> Action item:
Tally up every line in the records beneath that has "nomor", and write down only the total.

══════

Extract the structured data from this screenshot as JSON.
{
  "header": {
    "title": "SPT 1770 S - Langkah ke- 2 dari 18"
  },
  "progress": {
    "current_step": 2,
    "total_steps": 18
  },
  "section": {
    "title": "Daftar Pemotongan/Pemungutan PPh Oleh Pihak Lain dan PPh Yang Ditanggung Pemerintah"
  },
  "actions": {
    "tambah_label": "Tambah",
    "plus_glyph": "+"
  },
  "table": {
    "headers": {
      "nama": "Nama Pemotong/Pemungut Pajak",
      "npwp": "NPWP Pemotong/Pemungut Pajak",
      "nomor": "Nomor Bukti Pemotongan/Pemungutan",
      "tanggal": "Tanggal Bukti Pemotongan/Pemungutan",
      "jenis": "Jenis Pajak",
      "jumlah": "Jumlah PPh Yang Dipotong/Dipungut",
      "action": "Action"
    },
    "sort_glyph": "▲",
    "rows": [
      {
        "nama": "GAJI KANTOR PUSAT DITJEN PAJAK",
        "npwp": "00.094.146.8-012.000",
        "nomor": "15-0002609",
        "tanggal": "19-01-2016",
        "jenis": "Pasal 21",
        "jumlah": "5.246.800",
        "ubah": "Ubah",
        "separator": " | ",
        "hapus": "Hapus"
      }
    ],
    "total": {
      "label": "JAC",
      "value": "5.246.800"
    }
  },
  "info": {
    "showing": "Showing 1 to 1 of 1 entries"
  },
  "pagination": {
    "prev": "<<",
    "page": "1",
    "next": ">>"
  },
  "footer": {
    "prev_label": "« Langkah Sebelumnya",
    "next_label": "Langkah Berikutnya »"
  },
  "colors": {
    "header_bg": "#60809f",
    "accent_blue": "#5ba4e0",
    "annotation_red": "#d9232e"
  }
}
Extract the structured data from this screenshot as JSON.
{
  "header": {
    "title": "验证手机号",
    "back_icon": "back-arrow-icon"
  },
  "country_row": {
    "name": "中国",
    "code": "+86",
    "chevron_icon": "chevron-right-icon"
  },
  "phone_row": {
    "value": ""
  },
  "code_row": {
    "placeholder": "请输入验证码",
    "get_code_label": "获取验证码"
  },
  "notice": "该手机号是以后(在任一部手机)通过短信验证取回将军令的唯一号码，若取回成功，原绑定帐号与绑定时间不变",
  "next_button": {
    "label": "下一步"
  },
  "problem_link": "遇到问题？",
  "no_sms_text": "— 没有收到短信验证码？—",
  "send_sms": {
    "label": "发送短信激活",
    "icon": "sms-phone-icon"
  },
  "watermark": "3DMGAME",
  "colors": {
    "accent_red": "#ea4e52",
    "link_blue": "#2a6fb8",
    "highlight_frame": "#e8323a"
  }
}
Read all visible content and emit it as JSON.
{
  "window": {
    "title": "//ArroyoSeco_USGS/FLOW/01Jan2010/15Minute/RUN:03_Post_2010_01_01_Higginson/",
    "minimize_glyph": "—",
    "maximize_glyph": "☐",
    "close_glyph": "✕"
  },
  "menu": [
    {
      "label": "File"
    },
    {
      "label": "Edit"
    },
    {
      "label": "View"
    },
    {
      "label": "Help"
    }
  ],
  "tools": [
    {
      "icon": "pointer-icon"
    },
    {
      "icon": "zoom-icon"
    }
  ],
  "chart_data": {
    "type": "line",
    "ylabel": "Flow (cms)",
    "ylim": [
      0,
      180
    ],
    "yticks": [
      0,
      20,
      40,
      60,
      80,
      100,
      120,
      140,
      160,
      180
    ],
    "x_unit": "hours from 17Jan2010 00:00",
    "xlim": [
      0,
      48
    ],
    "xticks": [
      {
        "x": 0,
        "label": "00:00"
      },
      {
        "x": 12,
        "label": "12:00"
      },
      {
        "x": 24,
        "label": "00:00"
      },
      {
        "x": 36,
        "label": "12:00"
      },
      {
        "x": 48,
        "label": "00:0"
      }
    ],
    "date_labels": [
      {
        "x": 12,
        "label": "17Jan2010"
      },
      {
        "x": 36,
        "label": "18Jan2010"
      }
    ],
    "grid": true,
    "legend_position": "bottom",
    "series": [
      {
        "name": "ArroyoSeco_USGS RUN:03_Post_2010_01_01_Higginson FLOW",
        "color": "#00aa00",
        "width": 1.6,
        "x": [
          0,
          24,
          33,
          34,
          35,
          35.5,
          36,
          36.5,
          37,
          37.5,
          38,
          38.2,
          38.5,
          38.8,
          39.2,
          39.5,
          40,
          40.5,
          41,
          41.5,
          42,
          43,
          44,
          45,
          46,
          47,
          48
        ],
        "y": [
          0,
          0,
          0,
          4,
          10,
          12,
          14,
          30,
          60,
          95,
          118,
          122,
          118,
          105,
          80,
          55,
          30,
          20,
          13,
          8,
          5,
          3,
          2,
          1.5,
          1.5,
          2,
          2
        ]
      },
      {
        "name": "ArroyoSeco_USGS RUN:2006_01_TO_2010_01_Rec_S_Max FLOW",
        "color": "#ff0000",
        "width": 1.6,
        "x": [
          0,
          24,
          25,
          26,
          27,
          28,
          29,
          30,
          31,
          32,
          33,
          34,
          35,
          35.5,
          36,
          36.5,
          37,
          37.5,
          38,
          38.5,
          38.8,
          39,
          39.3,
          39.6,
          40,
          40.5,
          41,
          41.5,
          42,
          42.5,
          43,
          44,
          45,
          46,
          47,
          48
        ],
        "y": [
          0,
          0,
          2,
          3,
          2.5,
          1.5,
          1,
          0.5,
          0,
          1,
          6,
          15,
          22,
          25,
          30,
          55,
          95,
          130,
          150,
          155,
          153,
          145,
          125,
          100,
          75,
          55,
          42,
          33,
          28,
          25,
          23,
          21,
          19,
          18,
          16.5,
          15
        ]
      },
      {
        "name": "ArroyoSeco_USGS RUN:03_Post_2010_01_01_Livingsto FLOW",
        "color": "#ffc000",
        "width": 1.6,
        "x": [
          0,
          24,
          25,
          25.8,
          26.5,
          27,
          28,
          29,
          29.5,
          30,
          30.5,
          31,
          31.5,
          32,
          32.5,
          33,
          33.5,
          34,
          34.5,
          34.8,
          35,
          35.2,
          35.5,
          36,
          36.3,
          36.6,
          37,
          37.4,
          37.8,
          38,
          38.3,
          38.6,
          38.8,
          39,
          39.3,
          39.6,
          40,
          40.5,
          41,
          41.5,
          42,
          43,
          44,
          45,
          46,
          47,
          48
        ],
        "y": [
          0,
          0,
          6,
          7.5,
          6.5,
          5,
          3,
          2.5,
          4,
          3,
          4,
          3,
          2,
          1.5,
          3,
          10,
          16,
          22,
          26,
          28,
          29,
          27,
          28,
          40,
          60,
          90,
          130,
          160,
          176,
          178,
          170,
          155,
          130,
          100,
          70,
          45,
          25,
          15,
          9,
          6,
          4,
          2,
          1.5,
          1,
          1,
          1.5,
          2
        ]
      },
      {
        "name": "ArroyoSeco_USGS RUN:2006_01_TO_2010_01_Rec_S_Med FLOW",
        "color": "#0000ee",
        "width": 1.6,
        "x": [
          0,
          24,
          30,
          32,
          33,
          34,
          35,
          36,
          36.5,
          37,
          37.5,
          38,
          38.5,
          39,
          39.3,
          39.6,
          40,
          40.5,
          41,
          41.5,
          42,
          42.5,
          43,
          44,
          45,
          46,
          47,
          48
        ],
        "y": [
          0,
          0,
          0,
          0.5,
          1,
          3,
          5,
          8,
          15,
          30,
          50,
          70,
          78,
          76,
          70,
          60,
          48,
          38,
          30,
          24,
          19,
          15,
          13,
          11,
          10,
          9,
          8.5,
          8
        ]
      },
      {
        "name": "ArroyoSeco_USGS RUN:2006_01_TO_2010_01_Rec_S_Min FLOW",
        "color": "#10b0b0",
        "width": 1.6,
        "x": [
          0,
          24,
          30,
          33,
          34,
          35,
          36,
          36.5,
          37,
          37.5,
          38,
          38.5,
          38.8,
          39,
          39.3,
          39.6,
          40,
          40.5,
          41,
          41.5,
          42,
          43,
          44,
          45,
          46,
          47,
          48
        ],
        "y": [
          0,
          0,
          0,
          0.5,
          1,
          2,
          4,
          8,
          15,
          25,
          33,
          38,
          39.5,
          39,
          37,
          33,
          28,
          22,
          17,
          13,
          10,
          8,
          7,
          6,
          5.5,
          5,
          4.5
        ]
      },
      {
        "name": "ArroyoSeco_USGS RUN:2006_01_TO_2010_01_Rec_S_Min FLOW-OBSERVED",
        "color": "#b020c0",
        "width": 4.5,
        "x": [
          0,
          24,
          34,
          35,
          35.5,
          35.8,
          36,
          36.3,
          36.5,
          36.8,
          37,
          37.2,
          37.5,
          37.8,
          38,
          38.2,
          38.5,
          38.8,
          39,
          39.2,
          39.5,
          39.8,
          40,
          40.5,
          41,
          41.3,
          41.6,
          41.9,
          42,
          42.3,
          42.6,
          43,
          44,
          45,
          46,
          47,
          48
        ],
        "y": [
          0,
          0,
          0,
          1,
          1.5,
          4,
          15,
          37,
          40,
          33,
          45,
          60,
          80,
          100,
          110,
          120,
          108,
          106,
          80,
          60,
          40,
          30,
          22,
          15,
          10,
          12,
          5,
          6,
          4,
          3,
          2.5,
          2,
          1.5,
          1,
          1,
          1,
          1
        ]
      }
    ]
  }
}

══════

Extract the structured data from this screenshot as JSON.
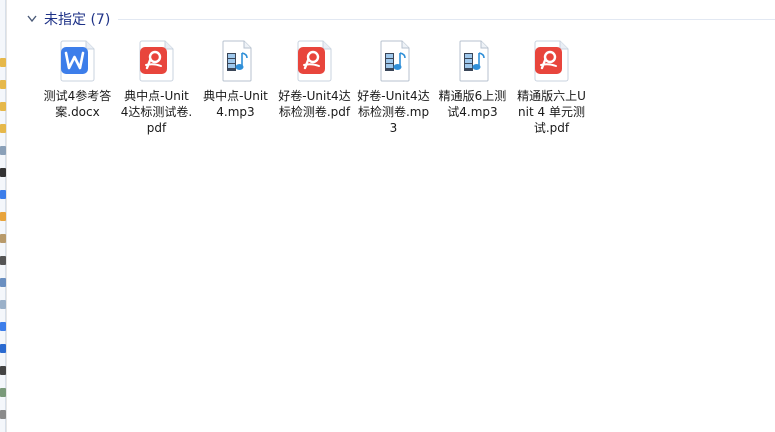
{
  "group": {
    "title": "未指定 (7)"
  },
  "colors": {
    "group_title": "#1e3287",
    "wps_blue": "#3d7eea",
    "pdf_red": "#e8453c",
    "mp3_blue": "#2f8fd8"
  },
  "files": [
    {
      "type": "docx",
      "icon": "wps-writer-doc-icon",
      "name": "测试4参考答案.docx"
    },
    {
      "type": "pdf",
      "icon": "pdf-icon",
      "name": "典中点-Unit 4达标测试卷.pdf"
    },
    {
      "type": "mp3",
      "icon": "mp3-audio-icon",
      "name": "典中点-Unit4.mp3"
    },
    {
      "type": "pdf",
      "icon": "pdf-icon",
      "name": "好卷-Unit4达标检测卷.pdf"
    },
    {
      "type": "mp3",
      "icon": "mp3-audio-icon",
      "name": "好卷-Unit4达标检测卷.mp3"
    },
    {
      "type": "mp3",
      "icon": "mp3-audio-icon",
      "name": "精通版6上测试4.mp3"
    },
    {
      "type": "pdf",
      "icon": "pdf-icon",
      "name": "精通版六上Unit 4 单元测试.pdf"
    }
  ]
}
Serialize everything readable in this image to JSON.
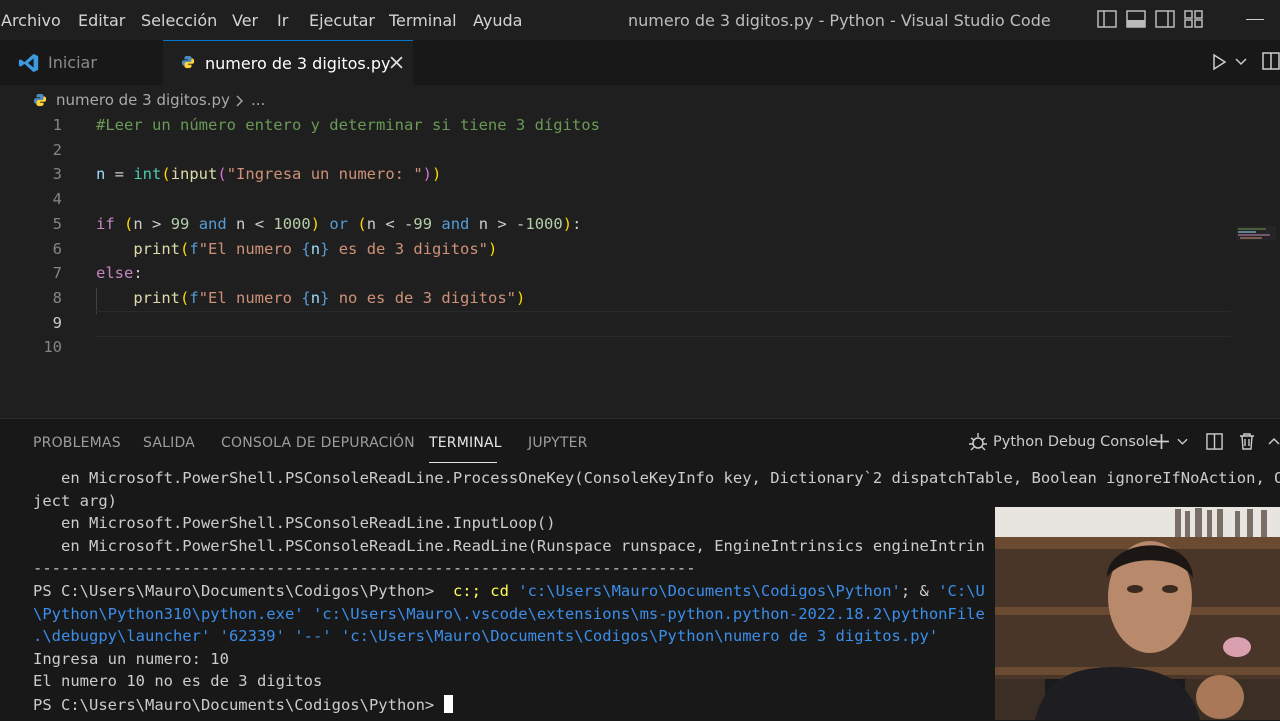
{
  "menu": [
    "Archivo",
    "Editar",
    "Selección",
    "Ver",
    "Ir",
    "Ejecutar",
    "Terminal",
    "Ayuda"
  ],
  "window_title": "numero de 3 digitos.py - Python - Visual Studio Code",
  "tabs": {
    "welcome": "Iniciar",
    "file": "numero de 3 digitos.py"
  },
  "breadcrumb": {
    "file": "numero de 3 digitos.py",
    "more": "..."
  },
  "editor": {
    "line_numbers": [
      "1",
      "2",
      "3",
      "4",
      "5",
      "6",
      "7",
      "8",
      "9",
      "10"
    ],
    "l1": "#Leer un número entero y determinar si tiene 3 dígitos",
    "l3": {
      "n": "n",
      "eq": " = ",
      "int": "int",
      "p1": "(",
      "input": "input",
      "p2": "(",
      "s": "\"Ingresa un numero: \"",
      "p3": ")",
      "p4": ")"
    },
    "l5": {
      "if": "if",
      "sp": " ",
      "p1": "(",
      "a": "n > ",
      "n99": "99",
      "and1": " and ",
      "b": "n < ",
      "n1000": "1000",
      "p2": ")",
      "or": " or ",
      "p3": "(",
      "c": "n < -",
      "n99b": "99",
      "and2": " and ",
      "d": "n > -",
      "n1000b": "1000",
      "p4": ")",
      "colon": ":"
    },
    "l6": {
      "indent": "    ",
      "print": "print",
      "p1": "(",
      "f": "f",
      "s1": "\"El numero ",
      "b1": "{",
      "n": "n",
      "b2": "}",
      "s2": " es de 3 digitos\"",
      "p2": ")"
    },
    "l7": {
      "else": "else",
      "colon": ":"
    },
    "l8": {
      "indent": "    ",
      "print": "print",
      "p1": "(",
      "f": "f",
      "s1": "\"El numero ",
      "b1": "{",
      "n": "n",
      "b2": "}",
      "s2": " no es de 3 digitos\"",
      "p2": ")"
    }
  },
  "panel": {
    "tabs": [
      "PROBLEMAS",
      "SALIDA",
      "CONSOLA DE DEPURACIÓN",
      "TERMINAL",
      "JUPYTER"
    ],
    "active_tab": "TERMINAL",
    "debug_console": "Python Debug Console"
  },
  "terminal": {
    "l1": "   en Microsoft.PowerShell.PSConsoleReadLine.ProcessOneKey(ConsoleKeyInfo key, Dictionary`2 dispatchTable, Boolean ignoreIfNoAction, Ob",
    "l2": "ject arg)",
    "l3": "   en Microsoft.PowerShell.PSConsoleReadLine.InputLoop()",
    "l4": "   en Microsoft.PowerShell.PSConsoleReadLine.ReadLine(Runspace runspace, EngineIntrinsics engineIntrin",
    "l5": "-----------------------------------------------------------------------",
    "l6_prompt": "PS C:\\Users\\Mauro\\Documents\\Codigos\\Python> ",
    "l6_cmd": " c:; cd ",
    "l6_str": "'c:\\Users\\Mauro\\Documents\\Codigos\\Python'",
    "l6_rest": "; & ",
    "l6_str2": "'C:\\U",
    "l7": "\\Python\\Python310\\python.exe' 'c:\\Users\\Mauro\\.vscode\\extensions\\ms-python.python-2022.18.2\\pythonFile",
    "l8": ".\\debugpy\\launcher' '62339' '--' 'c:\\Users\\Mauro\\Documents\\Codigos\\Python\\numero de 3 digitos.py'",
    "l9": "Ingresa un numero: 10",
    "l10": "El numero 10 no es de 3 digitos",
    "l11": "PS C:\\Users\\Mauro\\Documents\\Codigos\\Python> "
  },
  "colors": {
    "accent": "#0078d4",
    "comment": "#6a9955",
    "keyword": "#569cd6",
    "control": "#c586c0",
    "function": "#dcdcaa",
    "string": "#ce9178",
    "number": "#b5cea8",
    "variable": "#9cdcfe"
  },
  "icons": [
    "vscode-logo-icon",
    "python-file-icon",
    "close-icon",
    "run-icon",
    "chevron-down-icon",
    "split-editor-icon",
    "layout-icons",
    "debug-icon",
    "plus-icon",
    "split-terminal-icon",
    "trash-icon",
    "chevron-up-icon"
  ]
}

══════

> Your response:
2